Apple's (NASDAQ:AAPL) iPhone has several advantages over rival handsets running Google's (NASDAQ:GOOGL) Android, the biggest of which may be app availability. Although they typically make their way over to Android eventually, many of the most successful apps have started off as iOS exclusives. Electronic Arts' (NASDAQ:EA) popular new mobile game, Plants vs Zombies 2, only recently made the jump to Android after launching on iOS this summer.
But things are slowly changing. More developers are seeing Google's Android as their primary platform, and while Apple's iOS remains the more lucrative operating system to code for, the monetization gap is slowly closing. If Google's Android becomes the preferred platform for developers, it would be severely detrimental to Apple's business.
When it comes to succeeding as a mobile platform, apps matter
Consumers in the U.S. spend an average of two hours and 38 minutes per day on mobile devices -- 80% of that time is spent in apps, according to analytics firm Flurry. Simply put, apps matter.
The only advantage a smartphone really has over a feature phone is its ability to run apps, and the quantity and quality of the apps available determines a given platform's success. BlackBerry's new BB10 handsets may have offered the best user interface, but that doesn't matter when you can't play Candy Crush. Microsoft's Windows Phone has been slightly more successful, but remains in distant third place -- the Windows store has more apps than BlackBerry World, but certainly fewer than Apple's iTunes and Google Play.
Apple has long benefited from robust developer support
Since its inception, Apple's iOS has been the preferred platform for mobile developers. Generally speaking, apps get developed on iOS, and then, if they're successful, they eventually get ported to Android. Numerous examples abound, including Instagram, Tinder, and the aforementioned Plants vs Zombies 2.
The sequel to Electronic Arts' wildly successful tower defense game finally hit Google Play in October, more than two months after launching on Apple's platform. Two months might not sound like a long time, but for gamers, it's a big deal. According to Giant Bomb, a gaming-focused publication, Apple went so far as to pay Electronic Arts a "truckload of money" to delay the game's Android release. Apple denied the report, but Giant Bomb stuck by its story.
Regardless, Electronic Arts' game has definitely become a premium app. Shortly after launching, it rocketed to the top of Apple's app chart, becoming the most downloaded game in August. Its popularity has dissipated somewhat, but as of this writing, the Electronic Arts'-published title remains among the 100 most commonly downloaded apps.
Developers are starting to think Android first
Worldwide, 34% of mobile developers now consider Google's Android to be their primary platform, more than the 33% that focus on Apple's iOS, according to Developer Economics, and Flurry reports that there are now more mobile app projects being started on Google's mobile operating system than on iOS. In terms of monetization, the average developer on Apple's iOS still brings in more revenue per month than the typical Android developer, but Vision Mobile reports that the gap is now down to around 10% (via Business Insider).

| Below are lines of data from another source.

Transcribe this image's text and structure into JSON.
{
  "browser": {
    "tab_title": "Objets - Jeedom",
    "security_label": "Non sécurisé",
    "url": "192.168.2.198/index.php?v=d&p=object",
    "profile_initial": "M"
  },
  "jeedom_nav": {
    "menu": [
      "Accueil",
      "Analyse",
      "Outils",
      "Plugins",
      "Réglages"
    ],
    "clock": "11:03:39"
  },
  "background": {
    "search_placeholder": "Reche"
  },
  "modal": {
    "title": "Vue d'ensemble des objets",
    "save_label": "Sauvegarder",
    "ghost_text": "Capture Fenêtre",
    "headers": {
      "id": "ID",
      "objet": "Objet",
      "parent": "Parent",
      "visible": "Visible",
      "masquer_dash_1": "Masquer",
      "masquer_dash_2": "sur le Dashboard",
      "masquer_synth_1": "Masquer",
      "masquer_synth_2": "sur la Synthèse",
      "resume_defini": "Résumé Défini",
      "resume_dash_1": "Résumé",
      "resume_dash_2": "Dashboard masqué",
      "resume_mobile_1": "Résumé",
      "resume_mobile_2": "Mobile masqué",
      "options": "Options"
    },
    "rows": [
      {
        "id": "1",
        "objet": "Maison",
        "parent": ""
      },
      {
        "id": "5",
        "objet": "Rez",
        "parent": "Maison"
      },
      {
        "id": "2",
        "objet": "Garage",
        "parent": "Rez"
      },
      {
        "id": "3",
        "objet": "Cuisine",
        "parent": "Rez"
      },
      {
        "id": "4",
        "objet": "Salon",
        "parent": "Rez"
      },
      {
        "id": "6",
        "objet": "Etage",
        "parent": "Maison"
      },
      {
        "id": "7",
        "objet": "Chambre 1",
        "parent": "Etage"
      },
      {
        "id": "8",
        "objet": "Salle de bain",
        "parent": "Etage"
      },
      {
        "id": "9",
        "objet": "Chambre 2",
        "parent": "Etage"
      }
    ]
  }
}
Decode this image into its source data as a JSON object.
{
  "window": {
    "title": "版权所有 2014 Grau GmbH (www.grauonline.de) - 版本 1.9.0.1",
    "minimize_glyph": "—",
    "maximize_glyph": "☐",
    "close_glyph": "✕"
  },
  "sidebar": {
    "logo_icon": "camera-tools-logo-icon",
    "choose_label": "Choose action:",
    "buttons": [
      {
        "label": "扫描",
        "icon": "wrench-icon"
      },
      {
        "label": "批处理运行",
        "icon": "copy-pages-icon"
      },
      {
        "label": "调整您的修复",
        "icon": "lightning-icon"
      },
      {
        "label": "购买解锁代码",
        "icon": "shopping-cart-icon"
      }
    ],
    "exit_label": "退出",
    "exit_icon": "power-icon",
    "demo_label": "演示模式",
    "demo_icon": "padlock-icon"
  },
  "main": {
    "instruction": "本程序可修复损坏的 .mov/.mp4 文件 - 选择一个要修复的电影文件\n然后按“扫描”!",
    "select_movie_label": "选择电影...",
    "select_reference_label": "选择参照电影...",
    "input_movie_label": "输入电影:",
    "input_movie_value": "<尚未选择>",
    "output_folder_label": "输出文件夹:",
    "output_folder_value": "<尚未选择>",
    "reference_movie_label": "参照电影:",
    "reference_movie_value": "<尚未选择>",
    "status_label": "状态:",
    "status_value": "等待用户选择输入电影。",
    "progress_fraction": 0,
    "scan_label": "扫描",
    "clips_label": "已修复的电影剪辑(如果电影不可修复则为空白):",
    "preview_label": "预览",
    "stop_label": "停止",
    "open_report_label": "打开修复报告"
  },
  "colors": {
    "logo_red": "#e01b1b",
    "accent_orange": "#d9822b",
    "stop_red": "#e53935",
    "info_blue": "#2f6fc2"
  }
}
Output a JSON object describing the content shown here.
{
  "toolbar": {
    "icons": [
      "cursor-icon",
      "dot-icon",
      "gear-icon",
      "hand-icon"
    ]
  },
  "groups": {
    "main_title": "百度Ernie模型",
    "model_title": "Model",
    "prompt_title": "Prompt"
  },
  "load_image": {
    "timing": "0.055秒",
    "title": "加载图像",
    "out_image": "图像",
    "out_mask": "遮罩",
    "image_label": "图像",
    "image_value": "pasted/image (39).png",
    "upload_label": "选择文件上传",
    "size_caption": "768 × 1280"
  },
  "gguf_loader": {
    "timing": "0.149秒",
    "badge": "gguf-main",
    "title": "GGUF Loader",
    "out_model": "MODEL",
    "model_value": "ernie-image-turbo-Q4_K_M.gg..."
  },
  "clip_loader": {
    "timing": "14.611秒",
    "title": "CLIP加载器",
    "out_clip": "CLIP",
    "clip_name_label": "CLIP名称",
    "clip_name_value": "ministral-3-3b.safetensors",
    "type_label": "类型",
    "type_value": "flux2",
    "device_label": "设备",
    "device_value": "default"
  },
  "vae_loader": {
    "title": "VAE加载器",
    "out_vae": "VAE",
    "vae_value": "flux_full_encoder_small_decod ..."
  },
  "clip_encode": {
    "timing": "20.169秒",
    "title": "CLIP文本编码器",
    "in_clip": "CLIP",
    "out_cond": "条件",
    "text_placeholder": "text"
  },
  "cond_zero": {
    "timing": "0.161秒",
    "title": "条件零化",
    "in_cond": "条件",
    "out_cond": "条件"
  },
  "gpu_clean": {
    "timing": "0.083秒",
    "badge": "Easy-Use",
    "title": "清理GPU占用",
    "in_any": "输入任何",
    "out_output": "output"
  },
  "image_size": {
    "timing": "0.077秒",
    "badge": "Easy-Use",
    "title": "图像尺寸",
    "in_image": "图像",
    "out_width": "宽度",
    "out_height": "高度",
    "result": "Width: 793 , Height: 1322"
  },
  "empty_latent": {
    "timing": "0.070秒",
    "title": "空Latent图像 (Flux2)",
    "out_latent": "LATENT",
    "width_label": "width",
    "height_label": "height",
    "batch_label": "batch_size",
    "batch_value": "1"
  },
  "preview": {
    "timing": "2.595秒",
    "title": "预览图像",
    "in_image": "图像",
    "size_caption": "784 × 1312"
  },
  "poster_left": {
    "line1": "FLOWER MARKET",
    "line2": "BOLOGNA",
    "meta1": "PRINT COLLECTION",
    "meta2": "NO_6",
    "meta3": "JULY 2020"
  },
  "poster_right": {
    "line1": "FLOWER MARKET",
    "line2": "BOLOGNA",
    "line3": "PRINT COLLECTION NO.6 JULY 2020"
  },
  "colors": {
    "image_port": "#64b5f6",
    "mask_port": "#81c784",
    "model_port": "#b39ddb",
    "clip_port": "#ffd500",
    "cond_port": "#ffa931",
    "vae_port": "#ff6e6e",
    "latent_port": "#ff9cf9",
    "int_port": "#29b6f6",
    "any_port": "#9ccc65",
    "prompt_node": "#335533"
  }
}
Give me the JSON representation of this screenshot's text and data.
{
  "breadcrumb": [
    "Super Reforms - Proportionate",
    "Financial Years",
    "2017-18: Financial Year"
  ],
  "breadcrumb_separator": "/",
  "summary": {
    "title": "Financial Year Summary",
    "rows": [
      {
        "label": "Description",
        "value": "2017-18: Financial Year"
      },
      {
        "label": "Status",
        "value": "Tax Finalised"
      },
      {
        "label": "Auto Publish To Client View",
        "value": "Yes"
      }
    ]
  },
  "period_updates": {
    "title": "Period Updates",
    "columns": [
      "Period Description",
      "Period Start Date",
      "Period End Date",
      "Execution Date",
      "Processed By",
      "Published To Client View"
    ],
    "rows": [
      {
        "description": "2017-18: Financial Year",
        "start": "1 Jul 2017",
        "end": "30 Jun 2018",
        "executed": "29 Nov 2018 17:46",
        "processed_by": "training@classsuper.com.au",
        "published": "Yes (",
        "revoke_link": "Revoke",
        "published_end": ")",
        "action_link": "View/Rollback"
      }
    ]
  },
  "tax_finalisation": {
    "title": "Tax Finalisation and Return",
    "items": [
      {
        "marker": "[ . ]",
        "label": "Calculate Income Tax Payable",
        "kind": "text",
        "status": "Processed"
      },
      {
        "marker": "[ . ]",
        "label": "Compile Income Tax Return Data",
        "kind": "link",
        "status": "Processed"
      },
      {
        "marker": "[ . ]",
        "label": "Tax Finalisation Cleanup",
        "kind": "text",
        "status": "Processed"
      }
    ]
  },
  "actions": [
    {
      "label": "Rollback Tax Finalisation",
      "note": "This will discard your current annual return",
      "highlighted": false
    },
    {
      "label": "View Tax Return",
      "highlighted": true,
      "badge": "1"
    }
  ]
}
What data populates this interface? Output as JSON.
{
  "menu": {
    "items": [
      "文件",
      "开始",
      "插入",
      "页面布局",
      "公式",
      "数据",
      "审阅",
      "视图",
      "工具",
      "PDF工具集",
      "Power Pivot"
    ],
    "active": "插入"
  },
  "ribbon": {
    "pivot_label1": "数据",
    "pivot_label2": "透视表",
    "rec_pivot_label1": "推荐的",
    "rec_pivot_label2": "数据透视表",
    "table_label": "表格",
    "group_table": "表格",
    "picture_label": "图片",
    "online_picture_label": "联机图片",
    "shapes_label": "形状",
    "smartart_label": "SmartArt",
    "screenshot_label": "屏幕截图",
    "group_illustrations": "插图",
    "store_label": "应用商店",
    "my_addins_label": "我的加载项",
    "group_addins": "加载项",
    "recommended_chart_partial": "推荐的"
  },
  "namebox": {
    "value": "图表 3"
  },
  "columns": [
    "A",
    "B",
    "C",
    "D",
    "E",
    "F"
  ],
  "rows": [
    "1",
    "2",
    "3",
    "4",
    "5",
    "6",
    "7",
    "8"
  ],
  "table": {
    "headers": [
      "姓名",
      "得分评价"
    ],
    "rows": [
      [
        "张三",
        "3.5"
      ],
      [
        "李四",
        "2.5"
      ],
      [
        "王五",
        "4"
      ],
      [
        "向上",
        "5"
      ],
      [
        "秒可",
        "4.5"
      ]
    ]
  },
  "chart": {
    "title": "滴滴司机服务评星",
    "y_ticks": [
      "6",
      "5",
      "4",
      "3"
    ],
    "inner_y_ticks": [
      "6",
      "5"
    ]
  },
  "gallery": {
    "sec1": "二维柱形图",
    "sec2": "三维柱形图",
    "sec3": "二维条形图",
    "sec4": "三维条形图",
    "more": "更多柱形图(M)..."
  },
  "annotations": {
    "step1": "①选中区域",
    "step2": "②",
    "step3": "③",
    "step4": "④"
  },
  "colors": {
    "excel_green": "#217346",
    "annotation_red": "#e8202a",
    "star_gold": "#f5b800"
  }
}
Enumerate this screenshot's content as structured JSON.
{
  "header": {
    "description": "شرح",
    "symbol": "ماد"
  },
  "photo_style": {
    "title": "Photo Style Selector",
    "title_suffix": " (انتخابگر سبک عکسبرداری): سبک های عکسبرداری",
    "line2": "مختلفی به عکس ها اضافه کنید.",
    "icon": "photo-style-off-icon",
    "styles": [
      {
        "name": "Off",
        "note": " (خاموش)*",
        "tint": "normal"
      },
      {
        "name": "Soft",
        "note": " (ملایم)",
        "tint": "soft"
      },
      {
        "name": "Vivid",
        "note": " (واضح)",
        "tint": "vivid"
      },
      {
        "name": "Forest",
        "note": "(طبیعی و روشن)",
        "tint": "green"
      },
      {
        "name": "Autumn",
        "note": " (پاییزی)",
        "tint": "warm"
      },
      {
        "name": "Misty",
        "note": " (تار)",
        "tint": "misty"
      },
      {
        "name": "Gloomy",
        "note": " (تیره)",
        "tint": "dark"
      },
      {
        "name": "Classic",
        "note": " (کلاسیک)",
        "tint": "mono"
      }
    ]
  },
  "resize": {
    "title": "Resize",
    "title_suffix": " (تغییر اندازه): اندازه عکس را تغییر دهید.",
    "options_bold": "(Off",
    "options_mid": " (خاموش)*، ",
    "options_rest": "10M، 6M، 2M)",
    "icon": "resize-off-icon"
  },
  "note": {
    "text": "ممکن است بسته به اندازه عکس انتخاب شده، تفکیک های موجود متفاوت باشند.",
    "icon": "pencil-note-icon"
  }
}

These figures may seem skewed in the sense that they're global -- in North America and Europe, developers continue to favor Apple's mobile operating system. But in Asia, Google's Android is dominant. For consumers in the U.S., that might not matter much -- many of the apps they use on a daily basis were likely developed in the West. Yet, for Apple itself, an Android-first developer mentality could stymie its global expansion.
Moreover, the possibility of an Asian app import boom looms as a potential threat. Flurry (via Computerworld) warned that Android apps made in Asia and exported to the West could eventually tip the app market in Google's favor.
Developers! Developers! Developers!
At this point, Apple's iOS platform appears to have enough momentum to sustain a dedicated developer community; becoming a minority platform and losing developer support (like BlackBerry's BB10 and Microsoft's Windows Phone) seem unlikely.
Still, Apple's app advantage remains one of its single largest selling points over Google's Android: To lose it would be a huge blow. Developers favoring Android should be one of the most worrisome trends for Apple's shareholders -- and they definitely should keep a close eye on the situation going forward.